George HW Bush’s Service Dog Sully Pays a Tearful Tribute to His ‘Best Friend’ on Memorial Day
George H.W. Bush’s former service dog, Sully, posed for a photo, paying homage to his previous owner and “best friend,” which was posted on Instagram along with a heartfelt message.
Service dog, Sully, lost his owner and best friend, former President George H.W. Bush, last year. On Memorial Day, the retriever posed by a World War II Memorial and paid tribute to the late president on Instagram.
A great joy to welcome home the newest member of our family, "Sully," a beautiful -- and beautifully trained -- lab from @AmericasVetDogs. Could not be more grateful, especially for their commitment to our veterans. pic.twitter.com/Fx4ZCZAJT8— George Bush (@GeorgeHWBush) June 25, 2018
“Always thinking of my best friend & the bravest military in the world who made the ultimate sacrifice while defending our country for our freedoms,” captioned the post with a quote by Bush: “Each of the patriots whom we remember on this day was first a beloved son or daughter, a brother or sister, or a spouse, friend, and neighbor.”
Sully, who takes after a pilot who saved 155 lives by landing an impaired plane in the Hudson River, provided his service to the late president during his last months alive.

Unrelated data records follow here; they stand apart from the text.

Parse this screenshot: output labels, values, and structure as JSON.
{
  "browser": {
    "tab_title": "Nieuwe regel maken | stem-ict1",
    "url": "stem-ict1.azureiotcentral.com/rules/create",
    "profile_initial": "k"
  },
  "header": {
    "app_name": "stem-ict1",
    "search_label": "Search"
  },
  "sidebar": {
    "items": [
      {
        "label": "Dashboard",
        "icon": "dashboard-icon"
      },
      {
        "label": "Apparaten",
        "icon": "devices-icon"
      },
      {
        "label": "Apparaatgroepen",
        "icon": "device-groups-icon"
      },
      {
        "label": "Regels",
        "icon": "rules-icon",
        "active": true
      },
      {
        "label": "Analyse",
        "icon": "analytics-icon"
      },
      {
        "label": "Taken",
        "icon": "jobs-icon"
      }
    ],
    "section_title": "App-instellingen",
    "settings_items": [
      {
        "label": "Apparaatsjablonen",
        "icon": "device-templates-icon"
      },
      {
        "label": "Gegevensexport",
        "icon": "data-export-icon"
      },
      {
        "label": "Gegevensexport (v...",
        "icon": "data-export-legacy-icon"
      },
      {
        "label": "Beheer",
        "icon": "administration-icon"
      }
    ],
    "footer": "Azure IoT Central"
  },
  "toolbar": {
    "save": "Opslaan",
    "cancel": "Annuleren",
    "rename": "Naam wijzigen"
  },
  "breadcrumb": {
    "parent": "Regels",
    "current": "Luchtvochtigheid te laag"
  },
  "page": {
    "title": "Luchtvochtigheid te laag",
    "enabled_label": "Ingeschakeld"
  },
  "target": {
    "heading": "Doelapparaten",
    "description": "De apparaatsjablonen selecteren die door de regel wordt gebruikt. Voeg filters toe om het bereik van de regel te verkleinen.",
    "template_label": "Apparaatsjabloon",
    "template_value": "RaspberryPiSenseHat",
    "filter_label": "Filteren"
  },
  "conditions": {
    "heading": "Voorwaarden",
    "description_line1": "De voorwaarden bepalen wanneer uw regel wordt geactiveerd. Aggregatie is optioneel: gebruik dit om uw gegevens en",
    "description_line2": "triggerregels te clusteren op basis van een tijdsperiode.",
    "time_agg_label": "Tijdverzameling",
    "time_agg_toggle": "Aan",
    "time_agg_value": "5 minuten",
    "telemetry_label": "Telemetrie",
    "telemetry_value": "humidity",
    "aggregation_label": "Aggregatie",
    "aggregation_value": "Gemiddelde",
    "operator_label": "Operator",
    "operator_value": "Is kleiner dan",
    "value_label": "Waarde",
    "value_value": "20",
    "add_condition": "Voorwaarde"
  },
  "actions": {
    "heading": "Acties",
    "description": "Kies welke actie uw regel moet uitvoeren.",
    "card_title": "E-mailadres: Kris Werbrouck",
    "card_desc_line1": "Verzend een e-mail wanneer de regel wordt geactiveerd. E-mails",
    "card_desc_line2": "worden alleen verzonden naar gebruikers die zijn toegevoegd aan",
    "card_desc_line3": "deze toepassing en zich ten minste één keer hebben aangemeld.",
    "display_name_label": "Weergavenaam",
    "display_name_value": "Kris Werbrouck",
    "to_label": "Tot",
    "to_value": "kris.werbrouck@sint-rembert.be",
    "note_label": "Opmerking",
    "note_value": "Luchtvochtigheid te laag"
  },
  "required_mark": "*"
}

The canine never left Bush’s side until his last breath, and even after, he laid by Bush’s casket. Because of his dedication, Sully was awarded the Paw of Courage by the American Kennel Club.
When Sully was given to Bush by a Veterans’ organization, CNN covered a story about the pooch, disclosing his ability to “perform a two-page list of commands, including answering the phone and fetching items.”
Sully had training from the BetDogs prison puppy program, where he was raised by inmates to provide service to veterans. Among the basics taught were to push, tug, and retrieve.
After the demise of his “best friend,” the Labrador retriever joined Walter Reed National Medical Center in Bethesda, Maryland, to be a source of comfort to veterans in rehabilitation.
“In his new role, Sully will visit injured veterans, helping to provide comfort during rehabilitation center sessions and visit with families during what can be an emotional and very difficult time,” said Valerie Cramer to People.